The last volume of AARGnews newsletter, edited by the Aerial Archaeology Research Group (AARG) includes a paper signed by all of us. We present a low-cost methodology combining historical and modern aerial photography, satellite imagery, airborne LiDAR, GIS and conventional archaeological field survey techniques. Likewise, it can be considered the international launch of the romanarmy.eu project.
5 June 1921. Spain attends with some somnolence to the escalation of violence that will lead to the famous colonial disaster of Annual. As expected, this situation resonates like a more distant echo in rural Galicia, where the only revolution are the sporadic but typical downpours of the last days of spring. However, the peaceful place of “A Cibdade”, located on the north bank of the Limia River, receives a rare visit. This time, not only the inhabitants of the close villages of Portoquintela and Baños de Bande come to dig the land, but also four particularly well-dressed figures are approaching. They are Ramón Otero Pedrayo, Florentino López Cuevillas and Vicente Risco, prominent Galicianist intellectuals from the capital city of Ourese. The fouth well-known person is Farruco Pena, a local lawyer.
Campos is situated on the outskirts of São Pedro da Torre (Valença, Portugal), on the banks of the Minho River. Here, the Galicians built a star-shaped fortification, the fort of San Luís Gonzaga, during the Portuguese Restoration War (1640-1668). In order to cut the advance of these troops on Portuguese lands the Portuguese elaborated a strategy. As the chronicles narrate, they built a series of watchtowers and fortresses, equidistant from the fort’s by a cannon shot.
Today (02/23/2016) we take advantage of the launch of Santiago Posteguillo‘s “La Legión Perdida” –the last episode of the trilogy dedicated to Roman emperor Trajan-. This is a good opportunity to carry out a small reflection on the role played by the historical novels in popularizing the Roman army.
Alongside the paper of our colleague José M. Costa, the latest issue of the magazine Arkeogazte contains a work signed by some members of our team. There we present a preliminary study of a Roman camp or castra aestiua recently identified in the place known as A Serra da Casiña (Valboa, Leon).

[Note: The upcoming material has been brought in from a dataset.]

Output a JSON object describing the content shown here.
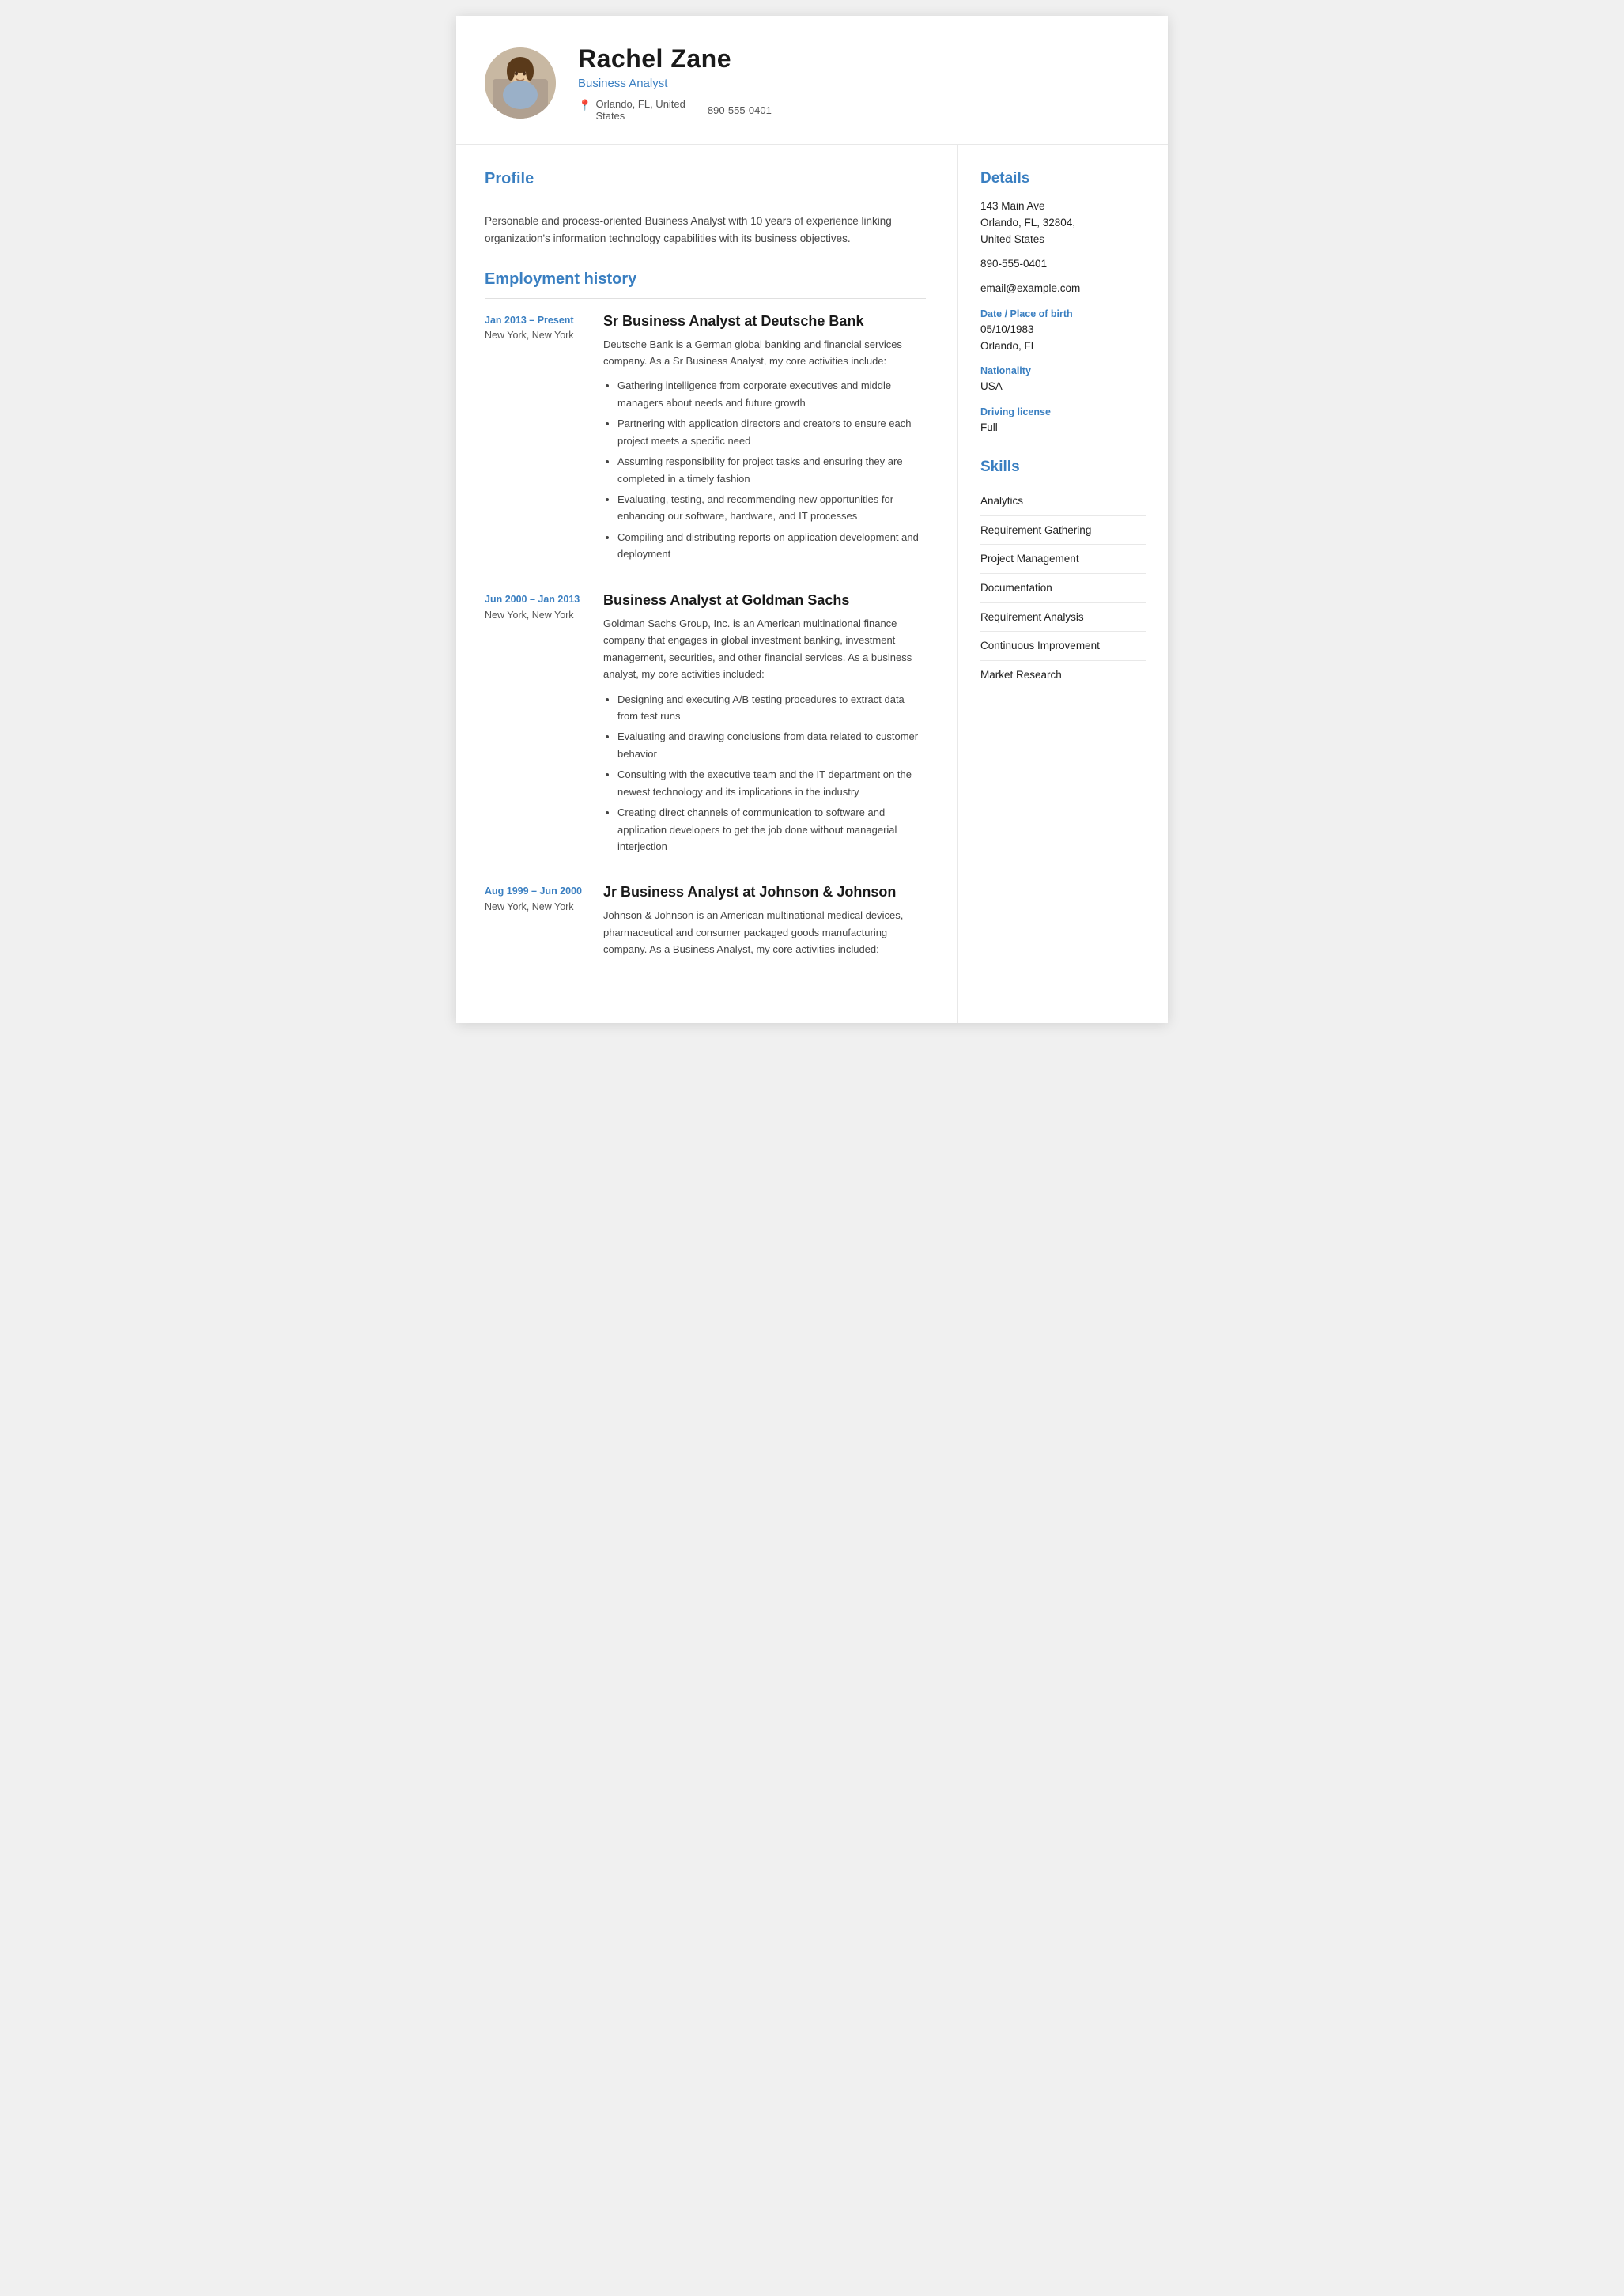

Since its very beginning the Spanish historiography has paid a great attention to the Cantabrian and Asturian Wars. From the end of the XXth century onwards, the development of the Roman military archaeology have brought a remarkable transformation of the studies on this subject. However, sometimes the modern analysis on this topic have been excessively positivist and they do not delve into the socio-political and cultural dimensions of the war.
The camp of Moyapán (Ayande, Asturias) was discovered by chance in 2007, as we analysed the aerial photographs covering one of the most important Roman mining areas of western Asturias. It was the second Roman enclosure recognized in Asturias after El Picu Curriel.los (L.lena/Ayer) and it led our way on the investigation of the presence of the Roman army in Asturias and León.
Last Thursday (17/12) was presented in Gijón/Xixón the book Las Guerras Astur-Cántabras. It contains the proceedings of the First Archaeological Meeting of the Asturian-Cantabrian Wars (held in Gijón/Xixón in October 2014), where several researchers presented the latest archaeological developments on the matter. Jorge Camino Mayor, Eduardo Peralta Labrador and Jesús Francisco Torres Martínez coordinate this volume and KRK ediciones is its publisher. Some of the sites by us located in recent times all throughout Galicia, Asturias and Leon are analysed in three papers.
This is the paper we presented at the 23th Limes Congress, held in Ingolstadt (Germany) in September 2015. There we showed the results of a research about the Roman military presence in north-western Iberia developed by us in the recent past years as well as overall review on the subject showing how the discipline has changed due to the employment of remote sensing techniques like the aerial and satellite imagery or the aerial LiDAR. This website presents a new perspective about the roman military campaigns during the conquest in augustean times of the northern territories of Cantabria and Asturias and the subsequent reorganization of the north-westernmost region of Iberia.
Even if the audio of the video is English you can change the language of the subtitles by clicking the icon of a little grind placed below near the right corner. Since this is an interactive video you can also download KMZ files with additional graphic information of every single archaeological site we talk about. You need to install Google Earth software in order to visualize these files.
At this website you can also see highlined some of the more interesting conclusions of the public paper, in which 17 new Roman military sites were presented.
In this map you can see our proposal on the presence of the Roman army in the northwest of Hispania in 2015. Along with already investigated previously published sites, we added seventeen new locations exhibiting denser Roman military contingents presence, possible new lines progress in Asturias and the first appearances of possible marching camps in the territory of present Galicia.